## Directions
Give back the material that follows, identical in every line.

## Task material
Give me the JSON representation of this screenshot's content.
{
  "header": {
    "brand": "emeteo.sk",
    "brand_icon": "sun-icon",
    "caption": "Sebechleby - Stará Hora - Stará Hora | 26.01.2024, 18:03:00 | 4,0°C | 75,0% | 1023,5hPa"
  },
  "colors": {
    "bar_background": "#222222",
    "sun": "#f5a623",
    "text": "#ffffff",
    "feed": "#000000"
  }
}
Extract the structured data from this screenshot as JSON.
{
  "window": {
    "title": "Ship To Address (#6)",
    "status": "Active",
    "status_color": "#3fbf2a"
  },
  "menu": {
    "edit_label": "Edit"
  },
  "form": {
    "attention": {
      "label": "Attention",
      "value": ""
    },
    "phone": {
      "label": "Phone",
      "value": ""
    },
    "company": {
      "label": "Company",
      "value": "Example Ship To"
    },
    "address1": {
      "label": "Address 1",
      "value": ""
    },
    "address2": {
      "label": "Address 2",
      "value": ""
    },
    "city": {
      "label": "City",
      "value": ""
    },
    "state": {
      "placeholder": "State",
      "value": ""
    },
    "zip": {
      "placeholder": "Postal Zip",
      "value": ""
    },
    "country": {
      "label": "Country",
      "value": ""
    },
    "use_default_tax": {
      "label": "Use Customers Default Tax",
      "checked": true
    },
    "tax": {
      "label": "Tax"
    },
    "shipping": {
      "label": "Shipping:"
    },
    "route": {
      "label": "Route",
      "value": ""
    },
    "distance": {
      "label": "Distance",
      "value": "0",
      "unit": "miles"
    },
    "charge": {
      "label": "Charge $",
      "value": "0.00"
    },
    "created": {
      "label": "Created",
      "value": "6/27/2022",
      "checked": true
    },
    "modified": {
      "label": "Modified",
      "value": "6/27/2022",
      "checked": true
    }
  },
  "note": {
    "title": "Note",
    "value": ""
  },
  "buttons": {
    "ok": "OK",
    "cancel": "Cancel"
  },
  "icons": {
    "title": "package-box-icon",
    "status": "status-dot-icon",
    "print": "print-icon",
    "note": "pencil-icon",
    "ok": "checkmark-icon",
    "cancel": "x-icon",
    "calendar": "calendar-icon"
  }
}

## Written answer
Give me the JSON representation of this screenshot's content.
{
  "header": {
    "brand": "emeteo.sk",
    "brand_icon": "sun-icon",
    "caption": "Sebechleby - Stará Hora - Stará Hora | 26.01.2024, 18:03:00 | 4,0°C | 75,0% | 1023,5hPa"
  },
  "colors": {
    "bar_background": "#222222",
    "sun": "#f5a623",
    "text": "#ffffff",
    "feed": "#000000"
  }
}
Extract the structured data from this screenshot as JSON.
{
  "window": {
    "title": "Ship To Address (#6)",
    "status": "Active",
    "status_color": "#3fbf2a"
  },
  "menu": {
    "edit_label": "Edit"
  },
  "form": {
    "attention": {
      "label": "Attention",
      "value": ""
    },
    "phone": {
      "label": "Phone",
      "value": ""
    },
    "company": {
      "label": "Company",
      "value": "Example Ship To"
    },
    "address1": {
      "label": "Address 1",
      "value": ""
    },
    "address2": {
      "label": "Address 2",
      "value": ""
    },
    "city": {
      "label": "City",
      "value": ""
    },
    "state": {
      "placeholder": "State",
      "value": ""
    },
    "zip": {
      "placeholder": "Postal Zip",
      "value": ""
    },
    "country": {
      "label": "Country",
      "value": ""
    },
    "use_default_tax": {
      "label": "Use Customers Default Tax",
      "checked": true
    },
    "tax": {
      "label": "Tax"
    },
    "shipping": {
      "label": "Shipping:"
    },
    "route": {
      "label": "Route",
      "value": ""
    },
    "distance": {
      "label": "Distance",
      "value": "0",
      "unit": "miles"
    },
    "charge": {
      "label": "Charge $",
      "value": "0.00"
    },
    "created": {
      "label": "Created",
      "value": "6/27/2022",
      "checked": true
    },
    "modified": {
      "label": "Modified",
      "value": "6/27/2022",
      "checked": true
    }
  },
  "note": {
    "title": "Note",
    "value": ""
  },
  "buttons": {
    "ok": "OK",
    "cancel": "Cancel"
  },
  "icons": {
    "title": "package-box-icon",
    "status": "status-dot-icon",
    "print": "print-icon",
    "note": "pencil-icon",
    "ok": "checkmark-icon",
    "cancel": "x-icon",
    "calendar": "calendar-icon"
  }
}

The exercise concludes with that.